As a brand/retailer that continues to increase in popularity among youth culture in Europe and North America, what they do often dictates many trends to come. In this case, taking another look at organic cotton (even though cotton prices are increasing and many brands have felt the pinch with lower margins last quarter) and incorporating more fair trade practices.

Here’s the scoop from H&M:

“With size comes responsibility and influence. I want our customers always to feel that we do our best to ensure that the fashion we offer has been made, transported and sold responsibly. To achieve this, transparency is key and our Sustainability Report is an important tool to show our progress and challenges,” says Karl-Johan Persson, CEO at H&M.

To clarify and guide H&M’s sustainability work we identified seven ambitious commitments in 2010. All our work-in-progress for a more sustainable fashion future is now also gathered under one name, H&M Conscious.

Among other things, the report shows that:
H&M announced a target for all cotton to come from more sustainable sources by 2020.
A total of 68,000 cotton farmers were educated on more sustainable farming practices through our active engagement in Better Cotton Initiative (BCI). 2010 also saw the first cotton harvest from the BCI.
H&M used more organic cotton than ever before in our products, a total of 15,000 tonnes. This is an increase of 77 percent compared to 2009 and it makes H&M one of the largest users of organic cotton in the world (2009: rank 5).
1,600 tonnes of recycled materials were turned into new clothes.
H&M played an active role in forming the Sustainable Apparel Coalition, working to create a universal index to show the environmental impact and fair labor practices for clothing and footwear production.
More than 300,000 workers in Bangladesh have been educated on their rights since
2008. H&M will expand this to India in 2011.
H&M announced a global ban on sandblasting for all our products.
H&M saved 50 million litres of water in denim production relative to previous production methods. We plan to introduce this technique for all our denim suppliers in Bangladesh.
H&M reduced the energy use per square meter in all H&M stores by 8 percent from 2007-2010. This shows a good progress against the target to achieve 20 percent reductions by 2020.

“I am happy to see good progress in our sustainability work. To remain at the forefront of our industry we will gradually broaden our scope to take into account every part of our product’s life cycle.

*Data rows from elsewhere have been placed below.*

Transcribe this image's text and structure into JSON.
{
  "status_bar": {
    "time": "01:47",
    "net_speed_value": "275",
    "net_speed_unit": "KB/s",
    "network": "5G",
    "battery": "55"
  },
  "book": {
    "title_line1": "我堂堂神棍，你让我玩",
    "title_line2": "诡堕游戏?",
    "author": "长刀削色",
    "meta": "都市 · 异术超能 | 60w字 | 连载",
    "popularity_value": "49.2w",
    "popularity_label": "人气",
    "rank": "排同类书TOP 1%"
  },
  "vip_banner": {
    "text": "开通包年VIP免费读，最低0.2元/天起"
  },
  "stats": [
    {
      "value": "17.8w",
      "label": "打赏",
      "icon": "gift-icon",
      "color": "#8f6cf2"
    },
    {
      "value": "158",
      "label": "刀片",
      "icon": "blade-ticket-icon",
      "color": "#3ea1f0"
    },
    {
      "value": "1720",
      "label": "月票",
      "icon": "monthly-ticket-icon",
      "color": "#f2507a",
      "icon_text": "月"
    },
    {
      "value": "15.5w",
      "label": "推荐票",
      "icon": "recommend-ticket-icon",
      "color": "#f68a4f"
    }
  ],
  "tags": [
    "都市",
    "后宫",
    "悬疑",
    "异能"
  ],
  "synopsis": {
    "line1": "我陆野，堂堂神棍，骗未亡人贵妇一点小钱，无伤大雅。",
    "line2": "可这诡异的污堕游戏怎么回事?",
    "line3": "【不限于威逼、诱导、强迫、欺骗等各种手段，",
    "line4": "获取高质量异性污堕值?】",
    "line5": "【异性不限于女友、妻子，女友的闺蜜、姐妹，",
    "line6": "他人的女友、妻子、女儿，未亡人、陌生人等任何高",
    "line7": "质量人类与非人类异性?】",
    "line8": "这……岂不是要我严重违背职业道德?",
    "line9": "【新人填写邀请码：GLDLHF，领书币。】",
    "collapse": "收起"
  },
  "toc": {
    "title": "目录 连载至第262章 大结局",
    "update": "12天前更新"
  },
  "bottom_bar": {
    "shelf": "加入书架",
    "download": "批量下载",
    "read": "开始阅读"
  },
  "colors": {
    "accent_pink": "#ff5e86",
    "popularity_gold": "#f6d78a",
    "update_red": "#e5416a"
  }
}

Our engagement in the Better Cotton Initiative and the Sustainable Apparel Coalition are two important initiatives to increase this influence,” says Helena Helmersson, Head of CSR at H&M.